◆ **What is needed**: In the listing below, identify each line with the word "value" and return those lines.

◆ **Exercise inputs**:
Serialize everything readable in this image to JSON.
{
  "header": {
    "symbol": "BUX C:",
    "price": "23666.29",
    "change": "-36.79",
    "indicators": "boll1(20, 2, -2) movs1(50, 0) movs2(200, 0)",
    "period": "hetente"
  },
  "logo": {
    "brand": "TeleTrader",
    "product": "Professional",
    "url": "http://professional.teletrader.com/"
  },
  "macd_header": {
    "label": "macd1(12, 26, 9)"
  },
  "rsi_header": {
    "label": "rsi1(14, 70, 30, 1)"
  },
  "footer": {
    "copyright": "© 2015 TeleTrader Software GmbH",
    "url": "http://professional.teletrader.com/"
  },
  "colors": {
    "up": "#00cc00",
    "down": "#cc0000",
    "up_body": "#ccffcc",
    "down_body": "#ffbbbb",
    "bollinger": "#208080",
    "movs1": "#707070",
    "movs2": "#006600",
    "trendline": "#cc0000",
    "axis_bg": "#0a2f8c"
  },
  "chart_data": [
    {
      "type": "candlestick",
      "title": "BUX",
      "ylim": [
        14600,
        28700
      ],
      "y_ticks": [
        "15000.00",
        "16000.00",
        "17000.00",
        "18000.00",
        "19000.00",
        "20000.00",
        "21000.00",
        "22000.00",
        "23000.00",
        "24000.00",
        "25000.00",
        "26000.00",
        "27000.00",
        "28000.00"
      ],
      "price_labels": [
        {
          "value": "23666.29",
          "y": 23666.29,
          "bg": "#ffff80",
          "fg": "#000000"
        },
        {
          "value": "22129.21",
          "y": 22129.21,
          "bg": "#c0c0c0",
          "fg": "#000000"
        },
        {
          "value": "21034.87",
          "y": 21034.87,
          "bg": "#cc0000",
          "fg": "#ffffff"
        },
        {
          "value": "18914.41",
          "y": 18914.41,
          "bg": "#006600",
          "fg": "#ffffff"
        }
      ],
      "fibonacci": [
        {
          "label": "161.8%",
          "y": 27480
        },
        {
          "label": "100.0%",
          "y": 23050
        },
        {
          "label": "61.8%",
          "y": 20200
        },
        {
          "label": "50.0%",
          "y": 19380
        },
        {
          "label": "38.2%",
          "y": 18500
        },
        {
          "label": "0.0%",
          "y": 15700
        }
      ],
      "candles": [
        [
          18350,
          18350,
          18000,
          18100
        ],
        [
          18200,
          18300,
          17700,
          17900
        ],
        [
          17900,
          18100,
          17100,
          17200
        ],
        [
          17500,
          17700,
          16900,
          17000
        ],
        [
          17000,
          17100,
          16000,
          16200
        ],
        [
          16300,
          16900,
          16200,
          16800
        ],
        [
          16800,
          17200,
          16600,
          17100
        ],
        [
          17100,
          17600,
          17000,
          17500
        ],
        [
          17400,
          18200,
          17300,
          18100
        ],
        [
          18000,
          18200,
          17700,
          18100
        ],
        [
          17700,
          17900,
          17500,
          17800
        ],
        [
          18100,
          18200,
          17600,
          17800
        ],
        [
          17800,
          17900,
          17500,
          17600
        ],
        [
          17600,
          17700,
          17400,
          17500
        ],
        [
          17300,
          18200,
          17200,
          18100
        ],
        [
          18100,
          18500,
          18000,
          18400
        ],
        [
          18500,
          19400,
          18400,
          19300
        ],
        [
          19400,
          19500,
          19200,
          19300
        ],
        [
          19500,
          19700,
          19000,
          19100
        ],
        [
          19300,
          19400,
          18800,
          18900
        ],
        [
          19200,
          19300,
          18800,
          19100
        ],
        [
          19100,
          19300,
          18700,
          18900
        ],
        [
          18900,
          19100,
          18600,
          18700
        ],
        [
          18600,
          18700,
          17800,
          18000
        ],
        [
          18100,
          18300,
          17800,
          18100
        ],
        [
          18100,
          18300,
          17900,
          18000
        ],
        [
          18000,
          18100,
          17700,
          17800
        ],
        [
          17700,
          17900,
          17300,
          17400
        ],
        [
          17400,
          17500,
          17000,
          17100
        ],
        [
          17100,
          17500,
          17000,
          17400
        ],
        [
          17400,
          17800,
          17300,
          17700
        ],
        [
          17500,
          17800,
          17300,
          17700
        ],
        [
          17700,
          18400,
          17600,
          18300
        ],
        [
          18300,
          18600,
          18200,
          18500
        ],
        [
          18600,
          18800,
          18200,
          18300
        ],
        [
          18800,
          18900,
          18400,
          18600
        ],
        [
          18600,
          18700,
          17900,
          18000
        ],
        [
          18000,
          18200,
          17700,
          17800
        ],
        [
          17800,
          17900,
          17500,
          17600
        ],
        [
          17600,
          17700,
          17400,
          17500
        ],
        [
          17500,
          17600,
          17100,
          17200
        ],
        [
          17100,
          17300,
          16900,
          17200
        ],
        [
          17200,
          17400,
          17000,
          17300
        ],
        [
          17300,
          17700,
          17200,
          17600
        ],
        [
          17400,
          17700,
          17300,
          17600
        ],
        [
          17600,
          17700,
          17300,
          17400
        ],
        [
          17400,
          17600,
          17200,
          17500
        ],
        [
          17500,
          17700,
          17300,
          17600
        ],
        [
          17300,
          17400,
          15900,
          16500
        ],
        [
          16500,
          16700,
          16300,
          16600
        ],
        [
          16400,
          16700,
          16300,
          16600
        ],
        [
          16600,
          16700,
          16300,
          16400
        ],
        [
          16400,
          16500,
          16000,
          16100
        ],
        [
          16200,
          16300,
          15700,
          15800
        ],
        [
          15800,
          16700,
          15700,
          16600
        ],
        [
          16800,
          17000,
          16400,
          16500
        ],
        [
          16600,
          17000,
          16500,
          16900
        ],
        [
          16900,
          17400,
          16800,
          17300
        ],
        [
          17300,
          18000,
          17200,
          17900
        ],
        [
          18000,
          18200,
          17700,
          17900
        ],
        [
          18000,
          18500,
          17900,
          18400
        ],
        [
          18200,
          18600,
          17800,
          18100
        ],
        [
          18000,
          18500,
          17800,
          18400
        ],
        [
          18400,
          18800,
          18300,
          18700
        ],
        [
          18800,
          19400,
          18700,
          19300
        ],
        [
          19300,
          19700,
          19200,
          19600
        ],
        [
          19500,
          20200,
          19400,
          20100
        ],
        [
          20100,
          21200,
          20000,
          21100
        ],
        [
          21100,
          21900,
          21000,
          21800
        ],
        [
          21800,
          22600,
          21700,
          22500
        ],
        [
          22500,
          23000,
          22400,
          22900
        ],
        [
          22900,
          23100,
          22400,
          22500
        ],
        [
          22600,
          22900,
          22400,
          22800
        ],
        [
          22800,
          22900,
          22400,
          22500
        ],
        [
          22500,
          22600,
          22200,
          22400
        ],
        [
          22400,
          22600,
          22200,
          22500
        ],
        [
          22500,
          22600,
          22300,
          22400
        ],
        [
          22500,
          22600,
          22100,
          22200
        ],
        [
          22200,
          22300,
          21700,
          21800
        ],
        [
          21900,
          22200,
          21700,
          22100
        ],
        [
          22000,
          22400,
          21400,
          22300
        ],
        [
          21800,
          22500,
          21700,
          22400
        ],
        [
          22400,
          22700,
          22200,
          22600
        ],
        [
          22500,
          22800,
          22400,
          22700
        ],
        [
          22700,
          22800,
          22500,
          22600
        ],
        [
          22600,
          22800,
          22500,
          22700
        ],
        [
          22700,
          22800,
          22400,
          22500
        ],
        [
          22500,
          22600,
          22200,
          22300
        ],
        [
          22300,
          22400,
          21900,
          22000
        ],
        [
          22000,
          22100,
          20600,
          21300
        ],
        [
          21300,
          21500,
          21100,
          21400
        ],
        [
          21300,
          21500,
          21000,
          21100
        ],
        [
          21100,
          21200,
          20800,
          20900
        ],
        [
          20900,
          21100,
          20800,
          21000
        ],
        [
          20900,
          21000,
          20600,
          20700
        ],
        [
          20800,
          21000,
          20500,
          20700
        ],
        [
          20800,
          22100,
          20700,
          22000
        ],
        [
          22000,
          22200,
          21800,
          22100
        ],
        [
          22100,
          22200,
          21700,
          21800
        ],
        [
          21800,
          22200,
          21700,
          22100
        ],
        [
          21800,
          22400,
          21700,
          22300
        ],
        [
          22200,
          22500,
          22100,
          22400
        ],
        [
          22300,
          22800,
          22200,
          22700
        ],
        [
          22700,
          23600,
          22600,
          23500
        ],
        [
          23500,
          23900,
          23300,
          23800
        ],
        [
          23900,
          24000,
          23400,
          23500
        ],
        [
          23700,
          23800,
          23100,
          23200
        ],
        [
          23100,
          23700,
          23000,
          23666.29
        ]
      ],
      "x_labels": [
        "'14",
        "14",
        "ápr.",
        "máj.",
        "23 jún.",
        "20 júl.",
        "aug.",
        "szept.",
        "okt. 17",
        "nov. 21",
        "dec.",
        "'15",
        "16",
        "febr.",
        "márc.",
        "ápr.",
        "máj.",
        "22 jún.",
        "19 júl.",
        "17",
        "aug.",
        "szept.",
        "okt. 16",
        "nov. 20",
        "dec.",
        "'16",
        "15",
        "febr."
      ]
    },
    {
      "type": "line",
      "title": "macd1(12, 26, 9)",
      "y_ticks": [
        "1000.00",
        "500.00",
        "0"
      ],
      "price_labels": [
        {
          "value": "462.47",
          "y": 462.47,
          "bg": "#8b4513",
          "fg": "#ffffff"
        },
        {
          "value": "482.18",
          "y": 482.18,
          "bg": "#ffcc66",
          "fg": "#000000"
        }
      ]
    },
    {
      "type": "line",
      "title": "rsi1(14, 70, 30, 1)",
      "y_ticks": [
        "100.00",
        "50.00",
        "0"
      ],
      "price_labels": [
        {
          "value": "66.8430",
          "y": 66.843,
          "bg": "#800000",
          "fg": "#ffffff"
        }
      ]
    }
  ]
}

◆ **Answer to the exercise**:
          "value": "23666.29",
          "value": "22129.21",
          "value": "21034.87",
          "value": "18914.41",
          "value": "462.47",
          "value": "482.18",
          "value": "66.8430",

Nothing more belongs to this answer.